What is required. Please restate the data below word for word, omitting all images.
==================================================
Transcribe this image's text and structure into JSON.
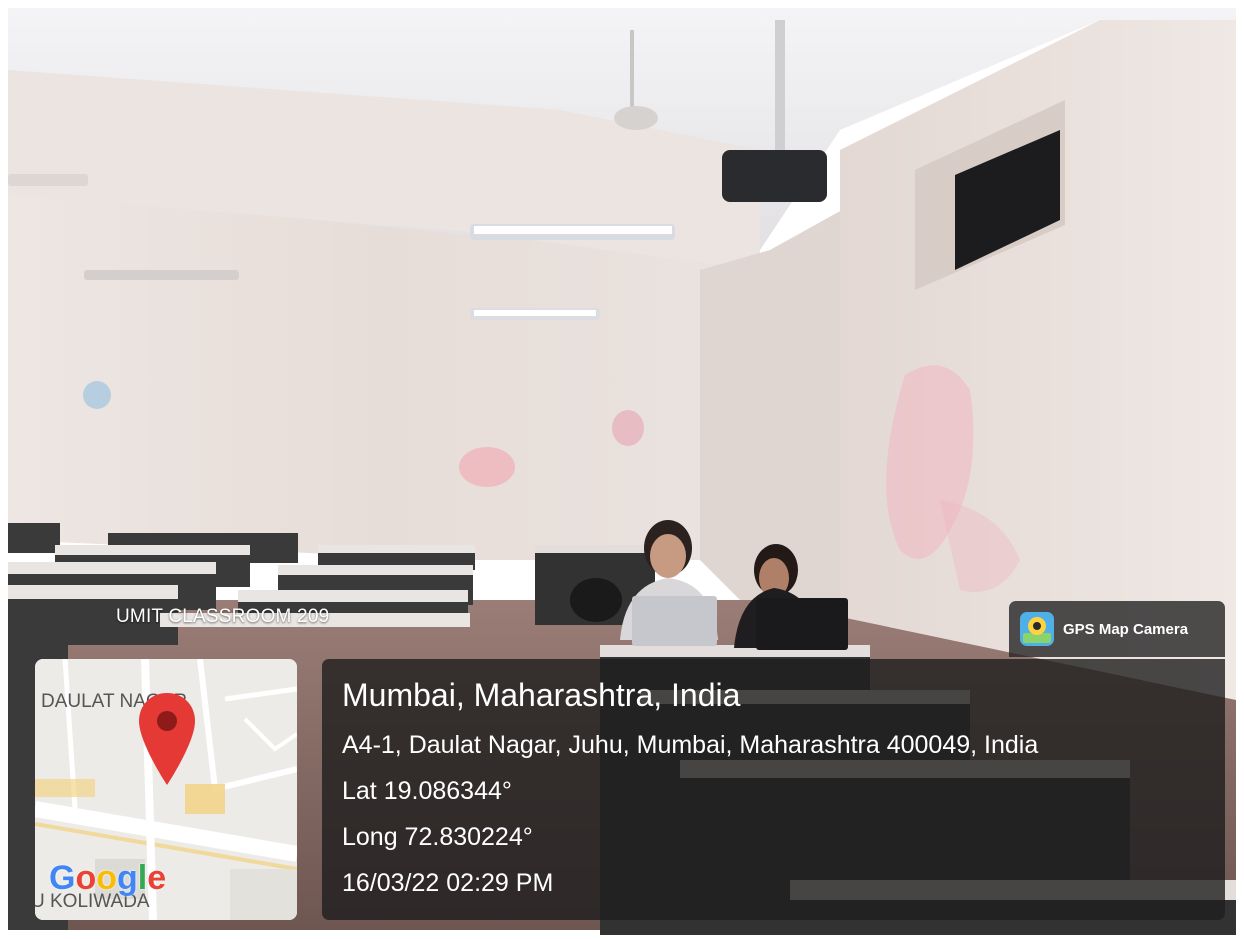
{
  "photo": {
    "scene": "classroom",
    "colors": {
      "wall": "#e9e1dc",
      "ceiling": "#ededee",
      "desk": "#3a3838",
      "floor": "#8e6e66"
    }
  },
  "overlay": {
    "tag": "UMIT CLASSROOM 209",
    "app_name": "GPS Map Camera",
    "app_icon": "gps-map-camera-icon",
    "place": "Mumbai, Maharashtra, India",
    "address": "A4-1, Daulat Nagar, Juhu, Mumbai, Maharashtra 400049, India",
    "latitude": "Lat 19.086344°",
    "longitude": "Long 72.830224°",
    "datetime": "16/03/22 02:29 PM",
    "panel_color": "#1e1e1e"
  },
  "map": {
    "area_label_top": "DAULAT NAGAR",
    "area_label_bottom": "U KOLIWADA",
    "provider": "Google",
    "pin_icon": "map-pin-icon",
    "pin_color": "#e53935"
  }
}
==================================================
The completed task.
Transcribe this image's text and structure into JSON.
{
  "photo": {
    "scene": "classroom",
    "colors": {
      "wall": "#e9e1dc",
      "ceiling": "#ededee",
      "desk": "#3a3838",
      "floor": "#8e6e66"
    }
  },
  "overlay": {
    "tag": "UMIT CLASSROOM 209",
    "app_name": "GPS Map Camera",
    "app_icon": "gps-map-camera-icon",
    "place": "Mumbai, Maharashtra, India",
    "address": "A4-1, Daulat Nagar, Juhu, Mumbai, Maharashtra 400049, India",
    "latitude": "Lat 19.086344°",
    "longitude": "Long 72.830224°",
    "datetime": "16/03/22 02:29 PM",
    "panel_color": "#1e1e1e"
  },
  "map": {
    "area_label_top": "DAULAT NAGAR",
    "area_label_bottom": "U KOLIWADA",
    "provider": "Google",
    "pin_icon": "map-pin-icon",
    "pin_color": "#e53935"
  }
}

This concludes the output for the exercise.